You will be trekking for around four or five hours a day, with the odd full day hike. The final summit push up to Lenana Point often starts at around 2am so you are there in time to enjoy the sunrise over the plains below. If you simply want to explore the landscape of Mount Kenya at lower elevations, without tackling the summit, organised trekking vacations that focus on the lush eastern foothills of the mountain are a wonderful option. From the mini peak Mugi Hill, you can watch the sunrise turn the main peaks bright orange – a view no one on the summit of Lenana ever gets.

Accommodation on Mount Kenya

Well, it’s not five star luxury, that’s for sure and unlike in Nepal’s Himalayas, where trekking routes are peppered with welcoming teahouse accommodation, on Mount Kenya you’ll generally be camping. There are communal huts along the Sirimon route, but they bring new meaning to the term basic, which is why most organised treks opt to camp instead, with a cook and porters to transport the necessary equipment up the mountain. This brings the freedom to pitch camp in scenic locations and away from other trekking parties, creating an even greater sense of adventure.

Our top Kenya Vacation

Mount Kenya climbing vacation, Kenya

Mount Kenya climbing vacation, Kenya

Mount Kenya high altitude walking trip in Eastern foothills

From US $1800 to US $2250 9 days ex flights
Tailor made:
This trip can be tailor made from December - March and July - mid October and can be adapted to suit your interests, budget and requirements as necessary
Travel Team
If you'd like to chat about Kenya or need help finding a vacation to suit you we're very happy to help.

Highlights of the trek

There’s a lot to see and enjoy on a trek up Mount Kenya. Hike the little used Burguret Route and you’ll pass through ever changing zones, from towering bamboo forest, to the hagenia rose wood zone, the giant heather zone and up to high altitude moorland dotted with giant lobelia and giant groundsel plants.
On the Chogoria Route, pass by beautiful lakes, including Lake Ellis at 3,405m and Lake Michaelson at 3,900m, and the Nithi waterfalls. Shipton's Camp at 4,236m, tucked below Point Lenana, is another highlight. It’s one of the few permanent camps on the mountain, towered over by the peaks of Batian, Sendeyo and Terere, and has a resident population of bizarre rock hyraxes and beautiful sunbirds. It’s often used as a base before summiting and as somewhere to stop for breakfast on the way back down.
At lower elevations you may see elephants, buffalos, elands, zebras, bushbucks, waterbucks, duikers, baboons, colobus and Sykes monkeys, and further up, rock hyraxes and chameleons. The beautiful scarlet tufted malachite sunbird is an avian superstar on the slopes, too.
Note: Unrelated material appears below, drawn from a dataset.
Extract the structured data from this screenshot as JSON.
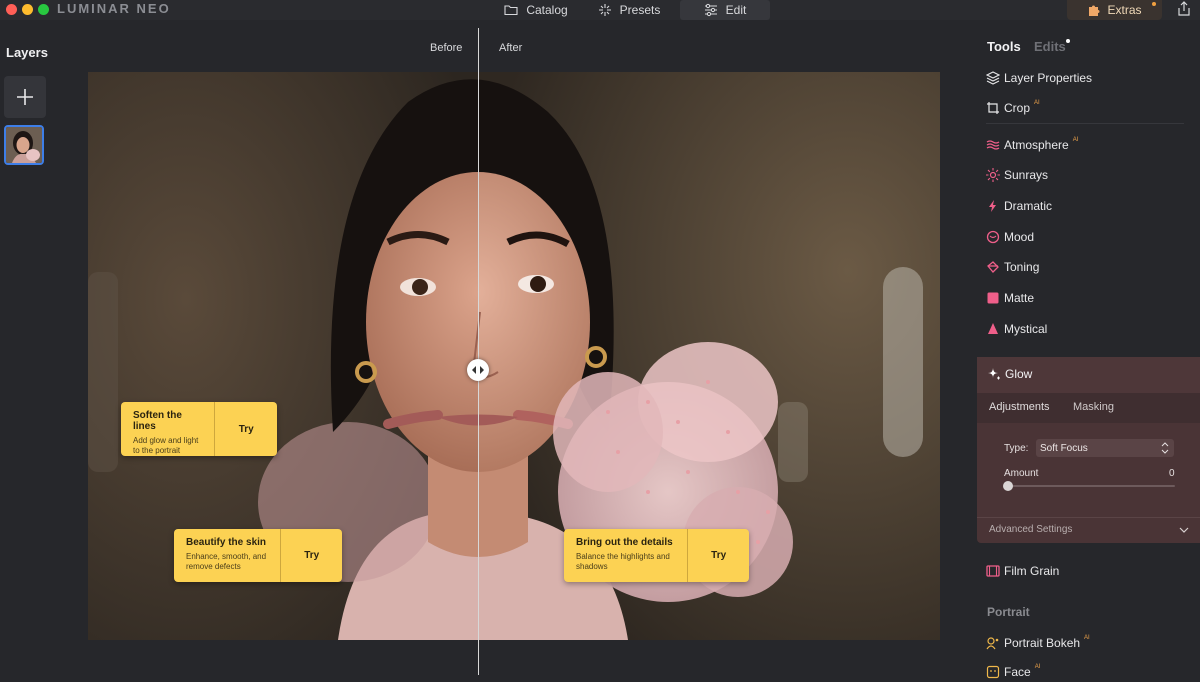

Best time to go to Mount Kenya

Organised treks up Kenya run year round, but the best time to go is during the dry seasons: January to February and July to early October, when the weather is usually fine. The two rainy seasons, from mid March to June and from late October to the end of December are best avoided, when trails are slippery, visibility is poor and camping is pretty miserable.
Written by Joanna Simmons
Photo credits: [Page banner: Franco Pecchio] [Top box: Franco Pecchio] [Trekkers with guide: kathrynbullock] [Plants and lake: Ray in Manila]